For Lo, These Many Years: Forgotten Cemeteries of Queens

About a year and a half ago, I started learning Dutch through a smartphone app. While doing digitization for the Archives, I’ve had the chance to look at quite a few Dutch-language colonial records. I’m still only a beginner when it comes to Dutch, but knowing basic words and phrases has made working with these records very interesting.  My current project is digitizing photos shot in the 1920s and 1930s by the Topographical Bureau in the Office of the Queens Borough President. While working through a box of 8x10 negatives, I came across numerous pictures of cemeteries. One photo in particular caught my eye.

From the Ground Up: A Survey of the Map Collections of the Municipal Archives

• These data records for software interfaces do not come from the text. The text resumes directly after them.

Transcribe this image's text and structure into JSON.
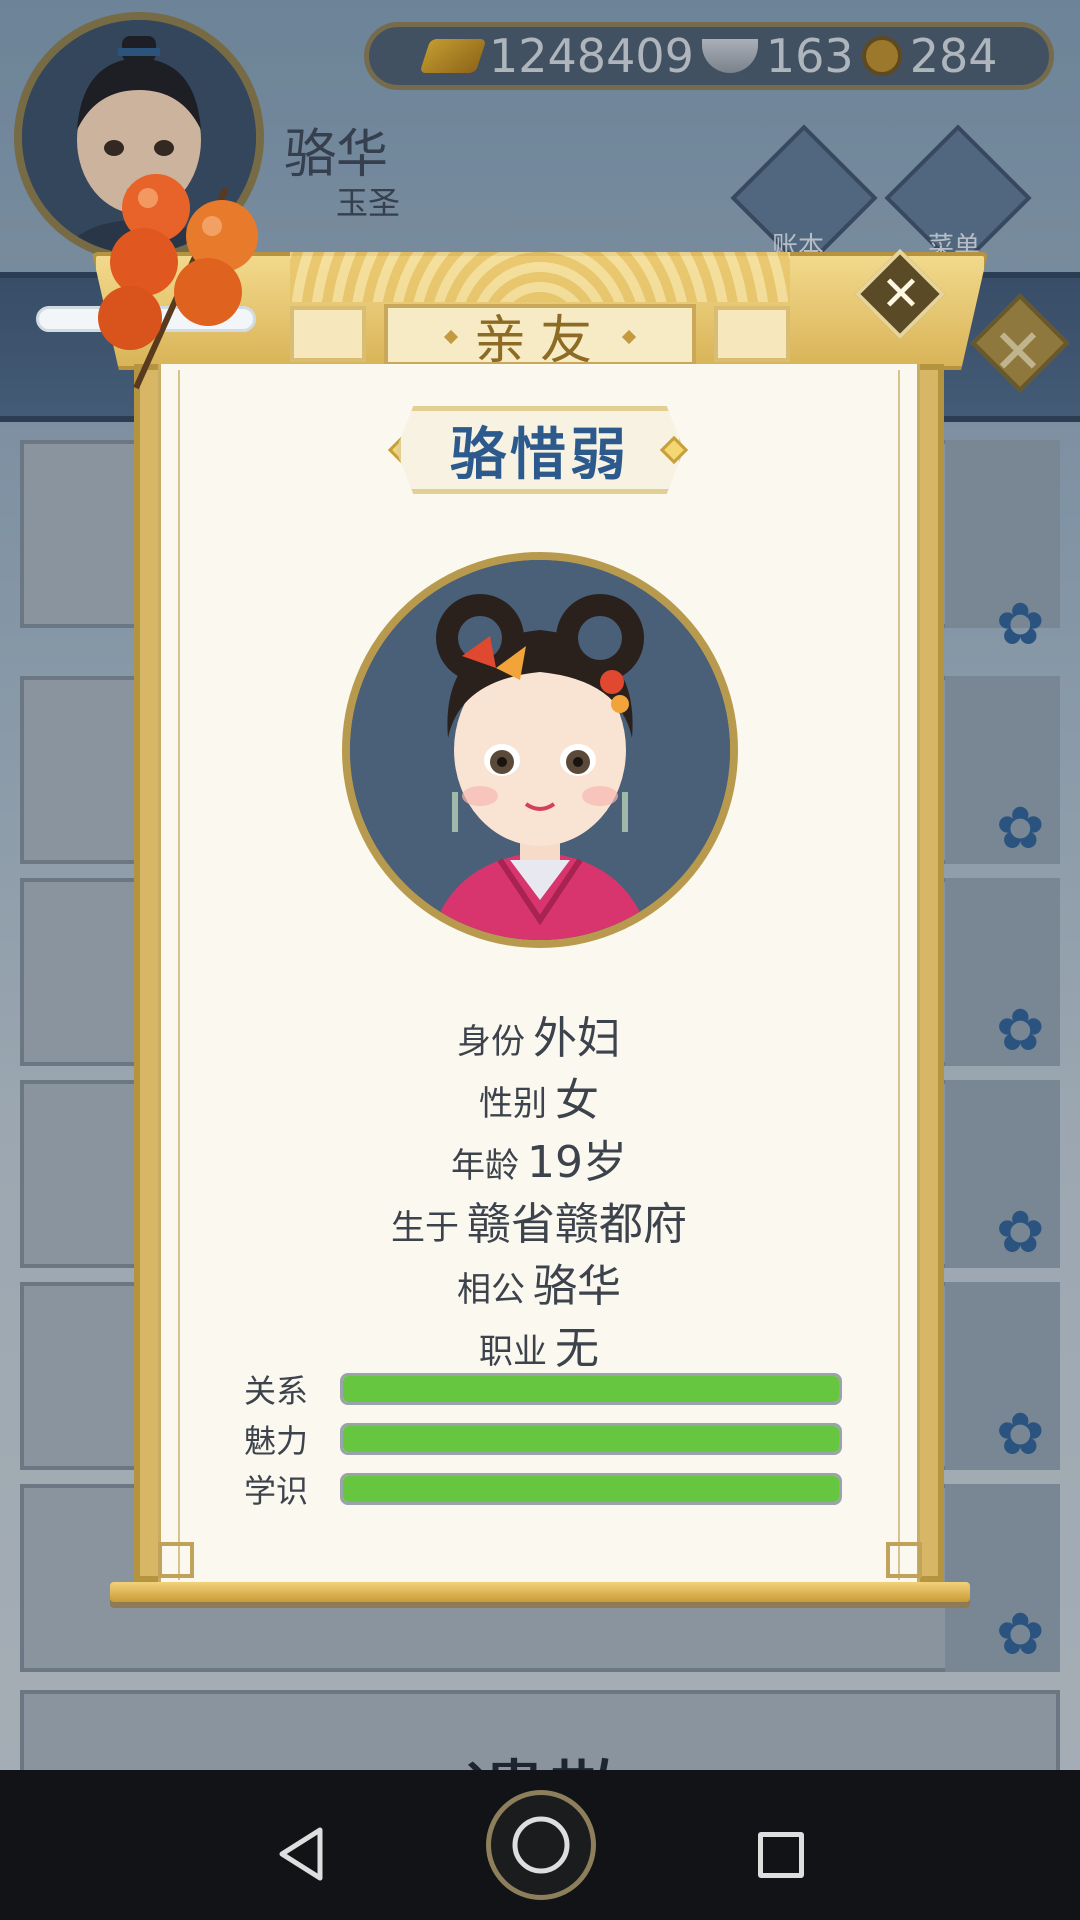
{
  "player": {
    "name": "骆华",
    "title": "玉圣"
  },
  "currency": {
    "gold": "1248409",
    "silver": "163",
    "coin": "284"
  },
  "top_buttons": [
    {
      "label": "账本",
      "icon": "ledger-icon"
    },
    {
      "label": "菜单",
      "icon": "more-icon"
    }
  ],
  "background": {
    "bottom_word": "遣散"
  },
  "dialog": {
    "title": "亲友",
    "close_glyph": "✕",
    "person_name": "骆惜弱",
    "fields": [
      {
        "label": "身份",
        "value": "外妇"
      },
      {
        "label": "性别",
        "value": "女"
      },
      {
        "label": "年龄",
        "value": "19岁"
      },
      {
        "label": "生于",
        "value": "赣省赣都府"
      },
      {
        "label": "相公",
        "value": "骆华"
      },
      {
        "label": "职业",
        "value": "无"
      }
    ],
    "stats": [
      {
        "label": "关系",
        "fill": 1.0
      },
      {
        "label": "魅力",
        "fill": 1.0
      },
      {
        "label": "学识",
        "fill": 1.0
      }
    ]
  },
  "navbar": {
    "buttons": [
      "back",
      "home",
      "recent-apps"
    ]
  },
  "colors": {
    "name_blue": "#2c5a8c",
    "bar_green": "#66c640",
    "gold_frame": "#d7b766"
  }
}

In 1891 the Metropolitan Underground Railway Company presented a grand plan for New York City. They proposed to construct a set of tunnels and tracks that would crisscross Manhattan, connecting the Battery to 155th Street, as well as Jersey City and Brooklyn at an estimated cost of $60,000,000. While elevated lines were already in existence, this new transit system would alleviate traffic, reduce noise, protect service from the elements, and propel New York into the 20th Century. Included in the proposal were plans for an East River Tunnel, drawn up by Chief Engineer Charles M. Jacobs. From Battery Park to Atlantic Avenue in Brooklyn, it would whisk travelers and freight between the boroughs in record time. Alas, the venture never came to fruition, at least, for Charles Jacobs. Instead he would helm the construction of a different kind of East River tunnel: a gas line connecting 71st Street to Ravenswood (now part of Long Island City) that was completed in 1894.